_What is being asked_
Restate all data exactly. No images.

_Data provided_
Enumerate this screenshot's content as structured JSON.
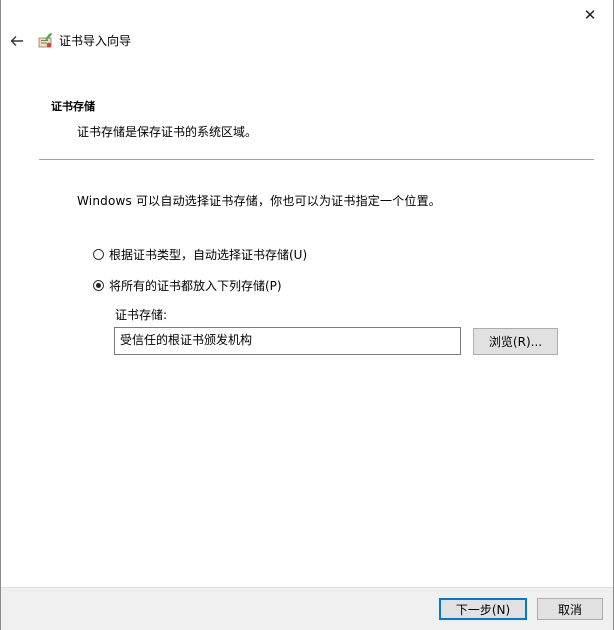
{
  "window": {
    "close_glyph": "✕",
    "title": "证书导入向导"
  },
  "header": {
    "section_title": "证书存储",
    "section_description": "证书存储是保存证书的系统区域。"
  },
  "body": {
    "intro": "Windows 可以自动选择证书存储，你也可以为证书指定一个位置。",
    "options": [
      {
        "label": "根据证书类型，自动选择证书存储(U)",
        "checked": false
      },
      {
        "label": "将所有的证书都放入下列存储(P)",
        "checked": true
      }
    ],
    "store_label": "证书存储:",
    "store_value": "受信任的根证书颁发机构",
    "browse_label": "浏览(R)..."
  },
  "footer": {
    "next_label": "下一步(N)",
    "cancel_label": "取消"
  },
  "colors": {
    "accent": "#0078d7",
    "button_bg": "#e1e1e1",
    "footer_bg": "#f0f0f0"
  },
  "icons": {
    "back": "back-arrow-icon",
    "app": "certificate-icon",
    "close": "close-icon"
  }
}
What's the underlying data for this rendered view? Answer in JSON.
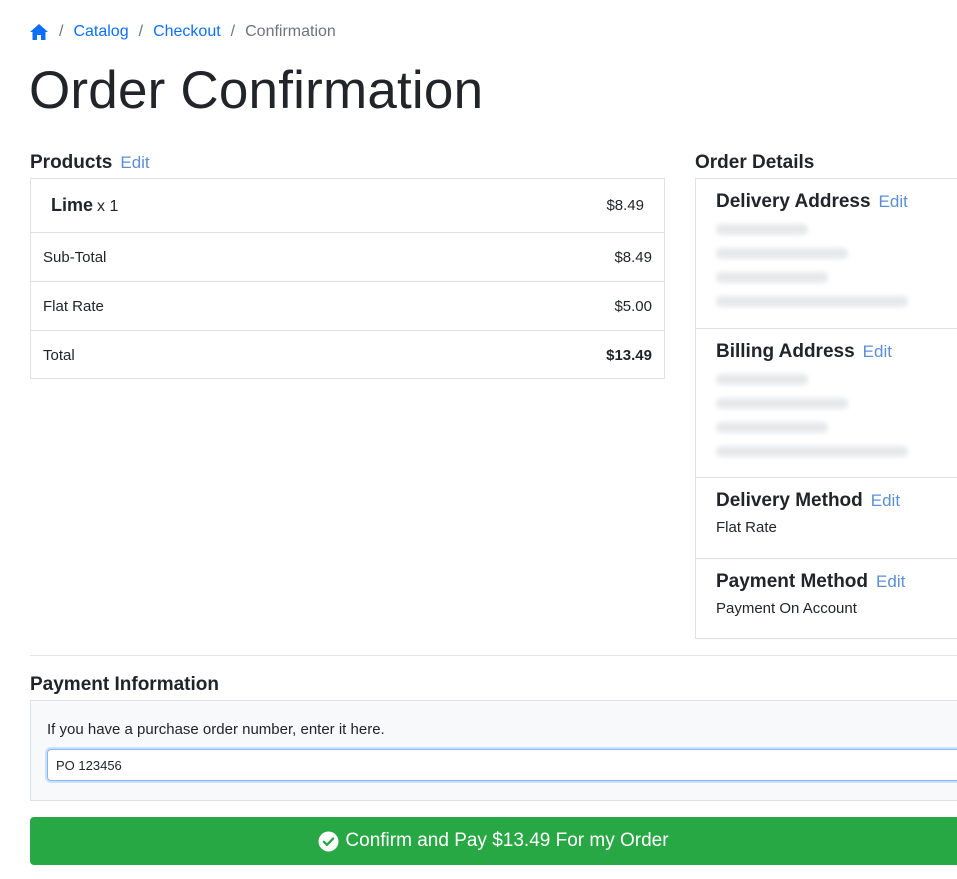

_Completed exercise_
Enumerate this screenshot's content as structured JSON.
{
  "window": {
    "close_glyph": "✕",
    "title": "证书导入向导"
  },
  "header": {
    "section_title": "证书存储",
    "section_description": "证书存储是保存证书的系统区域。"
  },
  "body": {
    "intro": "Windows 可以自动选择证书存储，你也可以为证书指定一个位置。",
    "options": [
      {
        "label": "根据证书类型，自动选择证书存储(U)",
        "checked": false
      },
      {
        "label": "将所有的证书都放入下列存储(P)",
        "checked": true
      }
    ],
    "store_label": "证书存储:",
    "store_value": "受信任的根证书颁发机构",
    "browse_label": "浏览(R)..."
  },
  "footer": {
    "next_label": "下一步(N)",
    "cancel_label": "取消"
  },
  "colors": {
    "accent": "#0078d7",
    "button_bg": "#e1e1e1",
    "footer_bg": "#f0f0f0"
  },
  "icons": {
    "back": "back-arrow-icon",
    "app": "certificate-icon",
    "close": "close-icon"
  }
}
What's the underlying data for this rendered view? Answer in JSON.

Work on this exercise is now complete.